While there are some (rather cynical) observations about the Jewish Agency and Birthright as programmes seeking to advance Jewish-Zionist education among Israelis, I was struck by the lack of attention given to the huge number of liberal religious and secular frameworks that are working with hundreds of thousands of Israelis to develop a Judaism that is both connected to the Jewish past and deeply committed to creating an authentic modern interpretation rooted in Jewish tradition, liberalism, modern Israeli society and social justice.
One sees these developments in politics and culture as well as the flourishing NGO sector of Jewish Renewal organisations. See for example the writing and broadcasts of Ruth Calderon, the founder of the ALMA Centre is Tel Aviv. And particularly her maiden speech to the Knesset in which she gave a Talmud lesson that even engaged the Ultra-Orthodox Rabbis.
Television shows such as Serugim, Hayehudim Ba’im and Shtisel all point to an Israeli society that is getting much more comfortable with exploring the multi-dimensional nature of its Jewish identity using humour and drama to both create and criticise simultaneously.
It was also striking that the book has only one passing reference to ‘Mizrachim’ (Jews originating from the Middle East and North Africa who make up a majority of Israel’s Jewish population) despite the fact that all over Israel, there is a flourishing of synagogues and other cultural and communal initiatives celebrating MENA identity.
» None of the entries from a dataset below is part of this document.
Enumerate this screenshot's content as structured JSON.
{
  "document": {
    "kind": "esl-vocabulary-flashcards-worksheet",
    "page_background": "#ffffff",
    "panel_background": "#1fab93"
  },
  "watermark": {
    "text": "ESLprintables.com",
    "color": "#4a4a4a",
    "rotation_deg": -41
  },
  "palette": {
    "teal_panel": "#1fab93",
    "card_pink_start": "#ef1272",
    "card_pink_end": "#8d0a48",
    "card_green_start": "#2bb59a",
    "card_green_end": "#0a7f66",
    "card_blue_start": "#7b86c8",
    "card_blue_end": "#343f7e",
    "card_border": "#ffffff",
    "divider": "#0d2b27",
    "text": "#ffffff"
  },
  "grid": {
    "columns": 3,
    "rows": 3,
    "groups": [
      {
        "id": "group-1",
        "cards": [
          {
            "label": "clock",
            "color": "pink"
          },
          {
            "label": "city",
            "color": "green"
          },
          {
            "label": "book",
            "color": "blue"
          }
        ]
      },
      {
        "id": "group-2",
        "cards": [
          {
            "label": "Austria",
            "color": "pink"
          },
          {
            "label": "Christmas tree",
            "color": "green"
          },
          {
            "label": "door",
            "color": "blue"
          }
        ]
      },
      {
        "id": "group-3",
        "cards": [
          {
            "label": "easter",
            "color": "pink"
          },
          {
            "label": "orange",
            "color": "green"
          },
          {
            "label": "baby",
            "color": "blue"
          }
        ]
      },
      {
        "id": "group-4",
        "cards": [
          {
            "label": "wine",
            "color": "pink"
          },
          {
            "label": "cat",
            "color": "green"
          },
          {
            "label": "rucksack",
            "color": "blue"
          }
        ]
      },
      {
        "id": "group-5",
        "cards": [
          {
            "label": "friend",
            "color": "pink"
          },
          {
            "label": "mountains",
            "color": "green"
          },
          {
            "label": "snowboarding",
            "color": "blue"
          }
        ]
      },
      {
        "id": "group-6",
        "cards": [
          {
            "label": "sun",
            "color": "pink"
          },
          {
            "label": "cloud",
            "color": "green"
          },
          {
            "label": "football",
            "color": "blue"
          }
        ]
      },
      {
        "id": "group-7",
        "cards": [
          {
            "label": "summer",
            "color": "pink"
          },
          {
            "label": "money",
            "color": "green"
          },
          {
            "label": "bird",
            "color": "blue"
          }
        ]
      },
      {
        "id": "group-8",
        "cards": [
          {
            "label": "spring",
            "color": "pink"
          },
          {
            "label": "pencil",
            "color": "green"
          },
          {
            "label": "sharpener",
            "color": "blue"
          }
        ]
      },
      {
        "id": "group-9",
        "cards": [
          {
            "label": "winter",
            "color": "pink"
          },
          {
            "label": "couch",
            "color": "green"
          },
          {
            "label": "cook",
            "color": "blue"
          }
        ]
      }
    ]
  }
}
Incidentally, in that community, there is widespread rejection of the term ‘Jewish-Arab’ which Yadgar uses on page 2 (rather than ‘Mizrachi’). It is rejected because it identifies being Jewish as a religion rather than a people. This was more acceptable in the early 20th century but is far less used following the intense violence and expulsions that Jews faced in the late 1940s and 1950s. There are efforts to revive the term on the far-left and some academic circles but they are struggling to catch on. Journalist Matti Friedman’s essay Mizrahi Nation explores in detail the ways in which this previously under-emphasised population is reclaiming and celebrating its identity within the Israeli narrative.
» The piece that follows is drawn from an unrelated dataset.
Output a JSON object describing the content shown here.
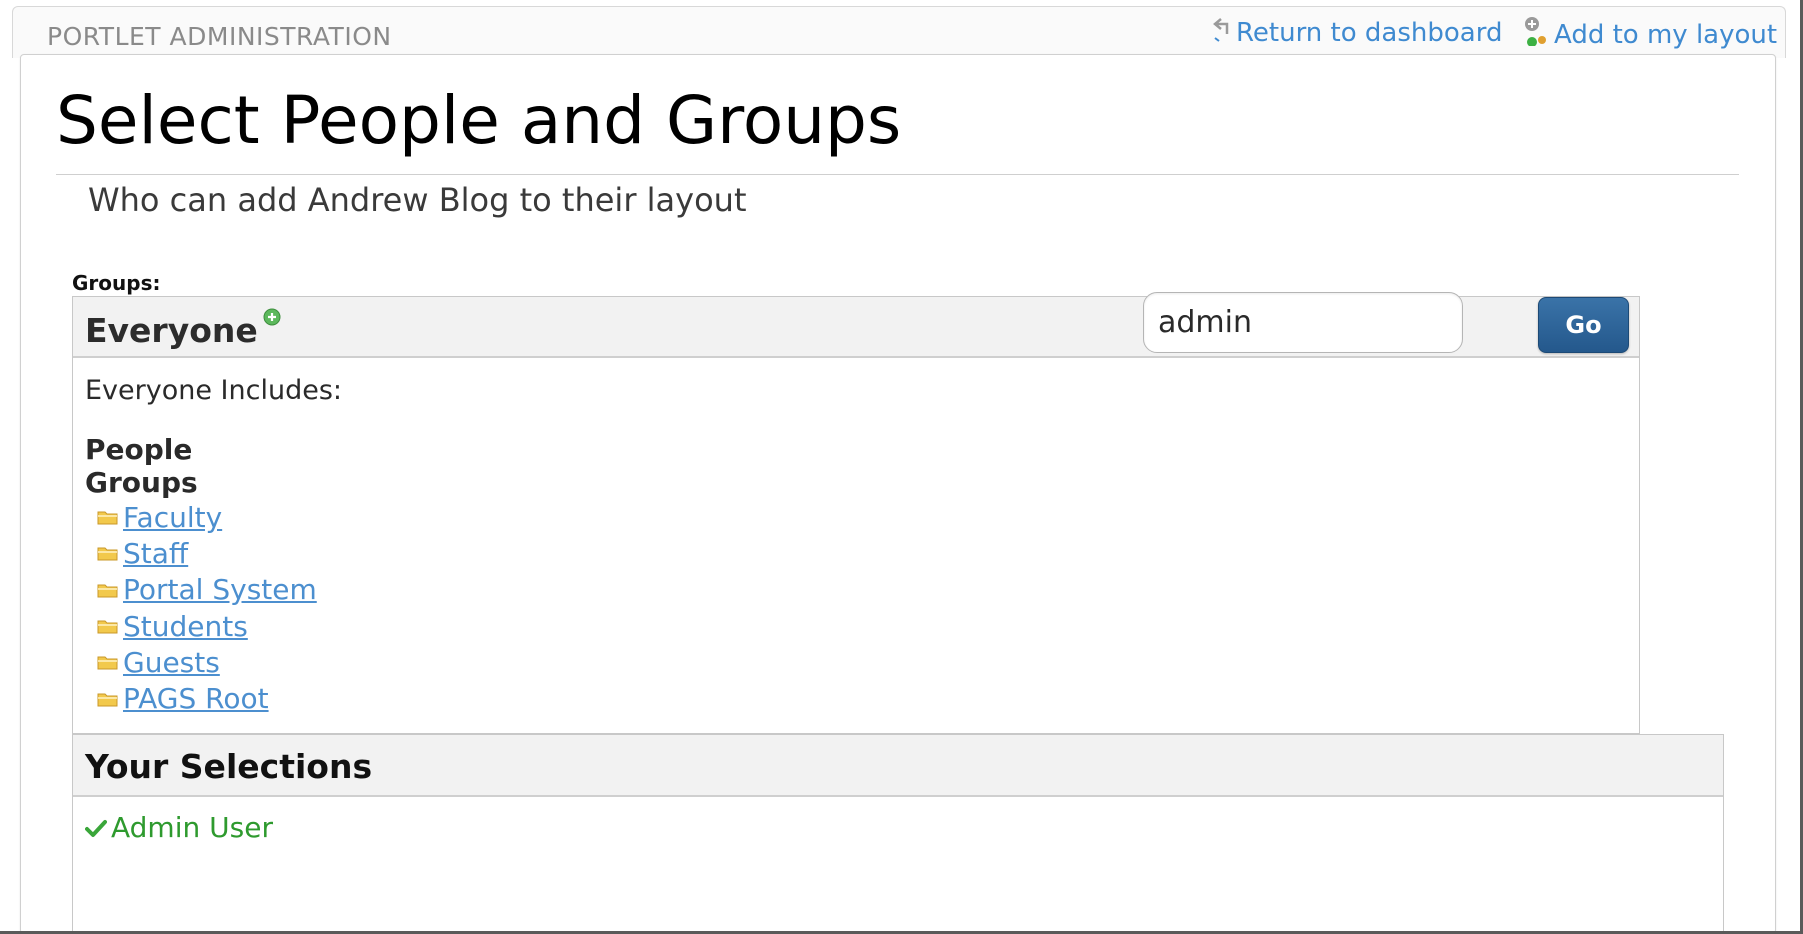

I would also argue with Yadgar’s use of the word ‘Crisis’ in a discussion about Israeli Jewish identity, at least without a question mark. In just 72 years of statehood and 140 years since the first modern Aliya, 9,000,000 people call Israel home including 22 per cent Arab citizens. Building a cohesive and shared society is a top priority which reflects citizens’ religious and cultural commitments while simultaneously building a shared ‘common’ space. In this context, it makes more sense to think of Israel’s approach to Jewish identity as a ‘drama’ which is a developing narrative with moments of intense friction (that Yadgar stresses), and others where creativity flourishes and the temperature is cooler. The challenges and insights that Yadgar brings are often important and valid, but the overall atmosphere it conveys is not one sufficiently reflective of the society he wishes to explain.